All of the records must be given again exactly.

Page and application data records
○ ○ ○ ○ ○ ○ ○
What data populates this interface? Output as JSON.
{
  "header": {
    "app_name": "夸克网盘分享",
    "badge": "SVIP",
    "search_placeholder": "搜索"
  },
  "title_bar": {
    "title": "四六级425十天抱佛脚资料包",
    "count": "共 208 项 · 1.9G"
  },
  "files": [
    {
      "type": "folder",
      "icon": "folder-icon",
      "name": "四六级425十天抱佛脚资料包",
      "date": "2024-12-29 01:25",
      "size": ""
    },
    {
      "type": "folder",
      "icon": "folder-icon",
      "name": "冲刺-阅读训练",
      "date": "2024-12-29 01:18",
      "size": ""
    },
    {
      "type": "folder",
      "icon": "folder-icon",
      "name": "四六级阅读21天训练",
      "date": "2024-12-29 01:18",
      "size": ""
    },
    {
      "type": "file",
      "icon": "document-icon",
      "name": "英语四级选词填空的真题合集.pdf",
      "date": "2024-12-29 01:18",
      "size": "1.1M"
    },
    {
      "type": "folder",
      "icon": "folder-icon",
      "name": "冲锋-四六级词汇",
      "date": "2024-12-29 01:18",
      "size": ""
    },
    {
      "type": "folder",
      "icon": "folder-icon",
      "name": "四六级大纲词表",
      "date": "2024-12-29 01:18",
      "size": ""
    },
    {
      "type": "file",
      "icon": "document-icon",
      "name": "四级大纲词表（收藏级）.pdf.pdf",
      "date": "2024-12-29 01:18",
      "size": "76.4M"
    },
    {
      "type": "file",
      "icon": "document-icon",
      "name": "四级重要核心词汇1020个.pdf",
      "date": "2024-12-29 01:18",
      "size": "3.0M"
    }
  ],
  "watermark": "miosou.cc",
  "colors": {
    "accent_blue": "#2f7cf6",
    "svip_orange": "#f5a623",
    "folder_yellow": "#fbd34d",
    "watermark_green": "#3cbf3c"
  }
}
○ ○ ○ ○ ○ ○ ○
_ANSWER SPACE_
What data populates this interface? Output as JSON.
{
  "header": {
    "app_name": "夸克网盘分享",
    "badge": "SVIP",
    "search_placeholder": "搜索"
  },
  "title_bar": {
    "title": "四六级425十天抱佛脚资料包",
    "count": "共 208 项 · 1.9G"
  },
  "files": [
    {
      "type": "folder",
      "icon": "folder-icon",
      "name": "四六级425十天抱佛脚资料包",
      "date": "2024-12-29 01:25",
      "size": ""
    },
    {
      "type": "folder",
      "icon": "folder-icon",
      "name": "冲刺-阅读训练",
      "date": "2024-12-29 01:18",
      "size": ""
    },
    {
      "type": "folder",
      "icon": "folder-icon",
      "name": "四六级阅读21天训练",
      "date": "2024-12-29 01:18",
      "size": ""
    },
    {
      "type": "file",
      "icon": "document-icon",
      "name": "英语四级选词填空的真题合集.pdf",
      "date": "2024-12-29 01:18",
      "size": "1.1M"
    },
    {
      "type": "folder",
      "icon": "folder-icon",
      "name": "冲锋-四六级词汇",
      "date": "2024-12-29 01:18",
      "size": ""
    },
    {
      "type": "folder",
      "icon": "folder-icon",
      "name": "四六级大纲词表",
      "date": "2024-12-29 01:18",
      "size": ""
    },
    {
      "type": "file",
      "icon": "document-icon",
      "name": "四级大纲词表（收藏级）.pdf.pdf",
      "date": "2024-12-29 01:18",
      "size": "76.4M"
    },
    {
      "type": "file",
      "icon": "document-icon",
      "name": "四级重要核心词汇1020个.pdf",
      "date": "2024-12-29 01:18",
      "size": "3.0M"
    }
  ],
  "watermark": "miosou.cc",
  "colors": {
    "accent_blue": "#2f7cf6",
    "svip_orange": "#f5a623",
    "folder_yellow": "#fbd34d",
    "watermark_green": "#3cbf3c"
  }
}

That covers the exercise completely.